# Exercise requirements
Lines with "info": please show every one of them from the listing below.

==================================================

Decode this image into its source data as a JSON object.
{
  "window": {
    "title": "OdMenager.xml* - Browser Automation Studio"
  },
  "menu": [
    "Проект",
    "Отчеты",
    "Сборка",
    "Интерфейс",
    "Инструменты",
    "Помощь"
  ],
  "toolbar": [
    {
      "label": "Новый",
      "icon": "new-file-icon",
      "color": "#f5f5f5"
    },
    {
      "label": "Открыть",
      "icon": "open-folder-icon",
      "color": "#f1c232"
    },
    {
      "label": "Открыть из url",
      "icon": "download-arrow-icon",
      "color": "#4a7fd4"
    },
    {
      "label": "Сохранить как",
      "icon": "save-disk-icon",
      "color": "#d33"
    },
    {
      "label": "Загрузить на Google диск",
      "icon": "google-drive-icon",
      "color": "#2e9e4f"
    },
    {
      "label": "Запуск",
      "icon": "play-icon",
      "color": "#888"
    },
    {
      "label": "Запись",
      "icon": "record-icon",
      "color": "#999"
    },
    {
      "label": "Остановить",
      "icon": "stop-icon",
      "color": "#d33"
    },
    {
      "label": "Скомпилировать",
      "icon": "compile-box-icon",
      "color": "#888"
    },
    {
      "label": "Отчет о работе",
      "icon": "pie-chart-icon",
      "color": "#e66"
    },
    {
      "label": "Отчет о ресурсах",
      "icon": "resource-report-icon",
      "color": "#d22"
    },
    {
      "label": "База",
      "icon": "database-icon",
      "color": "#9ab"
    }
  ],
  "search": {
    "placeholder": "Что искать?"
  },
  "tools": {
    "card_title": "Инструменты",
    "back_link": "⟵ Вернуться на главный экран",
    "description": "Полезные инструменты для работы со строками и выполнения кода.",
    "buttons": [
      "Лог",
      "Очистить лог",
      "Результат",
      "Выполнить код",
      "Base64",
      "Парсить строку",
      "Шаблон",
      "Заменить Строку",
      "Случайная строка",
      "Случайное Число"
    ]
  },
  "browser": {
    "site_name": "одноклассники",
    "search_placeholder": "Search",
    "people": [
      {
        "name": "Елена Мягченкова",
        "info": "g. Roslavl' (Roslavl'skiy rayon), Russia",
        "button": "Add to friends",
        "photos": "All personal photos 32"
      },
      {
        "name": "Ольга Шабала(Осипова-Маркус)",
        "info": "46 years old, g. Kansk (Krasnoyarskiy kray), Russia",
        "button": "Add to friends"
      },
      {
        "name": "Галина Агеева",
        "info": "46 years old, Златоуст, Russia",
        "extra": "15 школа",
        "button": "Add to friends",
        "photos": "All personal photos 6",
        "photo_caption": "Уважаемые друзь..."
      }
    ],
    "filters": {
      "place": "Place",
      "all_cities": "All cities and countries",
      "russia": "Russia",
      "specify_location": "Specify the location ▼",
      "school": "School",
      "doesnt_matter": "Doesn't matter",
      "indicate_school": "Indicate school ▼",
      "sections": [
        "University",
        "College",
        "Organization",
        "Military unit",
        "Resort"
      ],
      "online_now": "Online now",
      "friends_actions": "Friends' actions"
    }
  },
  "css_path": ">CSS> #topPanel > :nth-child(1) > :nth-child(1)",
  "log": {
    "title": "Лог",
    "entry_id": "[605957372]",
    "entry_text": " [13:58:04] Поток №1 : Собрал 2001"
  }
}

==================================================

# Solution for this exercise
        "info": "g. Roslavl' (Roslavl'skiy rayon), Russia",
        "info": "46 years old, g. Kansk (Krasnoyarskiy kray), Russia",
        "info": "46 years old, Златоуст, Russia",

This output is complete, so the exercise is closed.